    Why not just tar -cf /ta/a/safe/place/backup.tar * in the first place? Extended pattern matching operators like !(…) need the extglob shell option enabled, which it may not be by default (test for that with bash -O|grep extglob) – run shopt -s extglob to enable it. – dessert Jul 12 '18 at 22:00
  • yes of course! ;) forgot – abu_bua Jul 12 '18 at 22:07
  • @dessert checked bash -O , is off , and it works too? – abu_bua Jul 12 '18 at 22:10
  • You misunderstood me, bash -O shows what is the default on your system, without reading .bashrc and the like, to show your current setting run shopt extglob (without -s). – dessert Jul 12 '18 at 22:11
  • 2
    @dessert you are right! every day bash surprise me with another feature. – abu_bua Jul 12 '18 at 22:13
2

the trash command from trash-cli is very handy for this type of thing. It's available in the universe repository and you can install it if you don't have it with the command sudo apt install trash-cli

Once installed you can simply issue the command

trash !(.htaccess|index.php|file) which tells it to trash everything not matching what is in the parenthesis. In this case .htaccess , index.php and the directory file.

Of course this requires extended pattern matching to be turned on with shopt -s extglob as mentioned by dessert in this comment

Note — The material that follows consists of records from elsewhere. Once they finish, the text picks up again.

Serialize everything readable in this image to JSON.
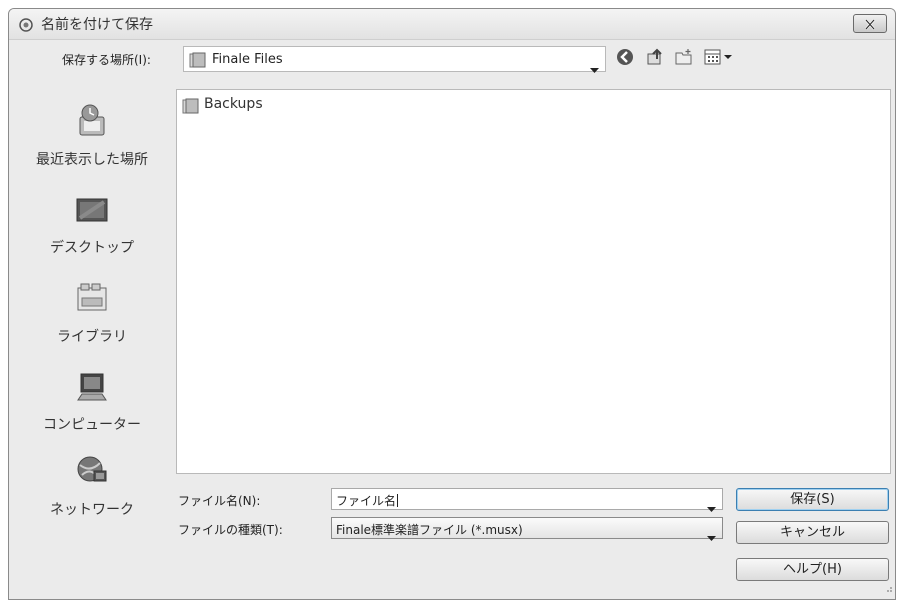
{
  "window": {
    "title": "名前を付けて保存"
  },
  "location": {
    "label": "保存する場所(I):",
    "value": "Finale Files"
  },
  "toolbar": {
    "icons": [
      "back-icon",
      "up-folder-icon",
      "new-folder-icon",
      "view-menu-icon"
    ]
  },
  "places": [
    {
      "key": "recent",
      "label": "最近表示した場所"
    },
    {
      "key": "desktop",
      "label": "デスクトップ"
    },
    {
      "key": "library",
      "label": "ライブラリ"
    },
    {
      "key": "computer",
      "label": "コンピューター"
    },
    {
      "key": "network",
      "label": "ネットワーク"
    }
  ],
  "files": [
    {
      "name": "Backups",
      "type": "folder"
    }
  ],
  "filename": {
    "label": "ファイル名(N):",
    "value": "ファイル名"
  },
  "filetype": {
    "label": "ファイルの種類(T):",
    "value": "Finale標準楽譜ファイル (*.musx)"
  },
  "buttons": {
    "save": "保存(S)",
    "cancel": "キャンセル",
    "help": "ヘルプ(H)"
  },
  "colors": {
    "accent": "#3c7fb1",
    "folder": "#c9c9c9"
  }
}
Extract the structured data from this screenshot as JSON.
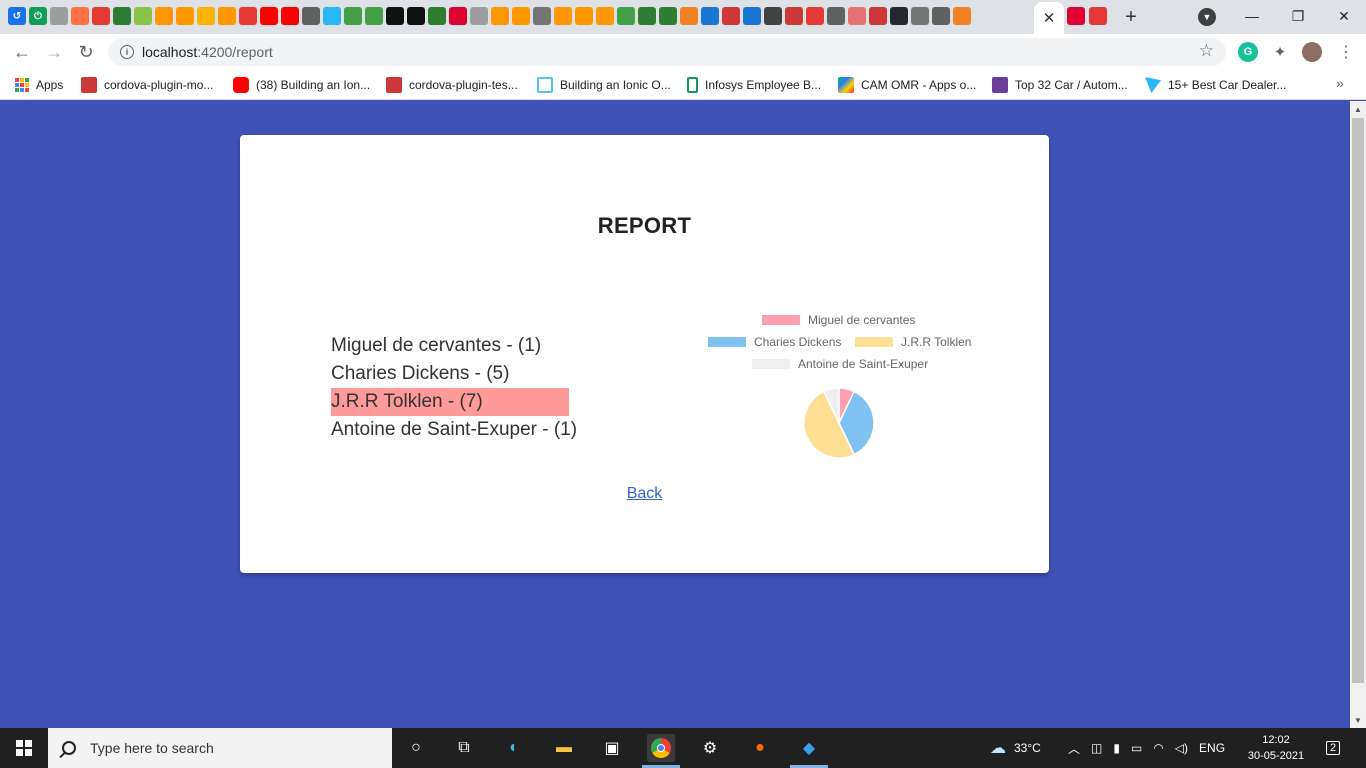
{
  "browser": {
    "address": {
      "host": "localhost",
      "port_path": ":4200/report"
    },
    "bookmarks": [
      {
        "label": "Apps",
        "icon": "apps-grid-icon",
        "color": "#4285f4"
      },
      {
        "label": "cordova-plugin-mo...",
        "icon": "npm-icon",
        "color": "#cb3837"
      },
      {
        "label": "(38) Building an Ion...",
        "icon": "youtube-icon",
        "color": "#ff0000"
      },
      {
        "label": "cordova-plugin-tes...",
        "icon": "npm-icon",
        "color": "#cb3837"
      },
      {
        "label": "Building an Ionic O...",
        "icon": "cube-icon",
        "color": "#4fc3f7"
      },
      {
        "label": "Infosys Employee B...",
        "icon": "phone-icon",
        "color": "#0f9d58"
      },
      {
        "label": "CAM OMR - Apps o...",
        "icon": "play-store-icon",
        "color": "#00c853"
      },
      {
        "label": "Top 32 Car / Autom...",
        "icon": "colorlib-icon",
        "color": "#6a3d9a"
      },
      {
        "label": "15+ Best Car Dealer...",
        "icon": "paper-plane-icon",
        "color": "#29b6f6"
      }
    ]
  },
  "report": {
    "title": "REPORT",
    "authors": [
      {
        "label": "Miguel de cervantes - (1)",
        "highlight": false
      },
      {
        "label": "Charies Dickens - (5)",
        "highlight": false
      },
      {
        "label": "J.R.R Tolklen - (7)",
        "highlight": true
      },
      {
        "label": "Antoine de Saint-Exuper - (1)",
        "highlight": false
      }
    ],
    "back_label": "Back",
    "highlight_color": "#ff9a9a"
  },
  "chart_data": {
    "type": "pie",
    "categories": [
      "Miguel de cervantes",
      "Charies Dickens",
      "J.R.R Tolklen",
      "Antoine de Saint-Exuper"
    ],
    "values": [
      1,
      5,
      7,
      1
    ],
    "colors": [
      "#ff9eb0",
      "#7fc1f0",
      "#ffdf94",
      "#f0f0f0"
    ],
    "legend_position": "top"
  },
  "taskbar": {
    "search_placeholder": "Type here to search",
    "weather": "33°C",
    "language": "ENG",
    "time": "12:02",
    "date": "30-05-2021",
    "notifications": "2"
  }
}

There really is no need to backup everything in a tar file with this approach as everything you trash will be in the trash bin and if you make a mistake you can recover with restore-trash and selecting the corresponding file or directory that you wish to restore.

If you must have PHP see unlink.

This answer was inspired in part by this one

Not the answer you're looking for? Browse other questions tagged or ask your own question.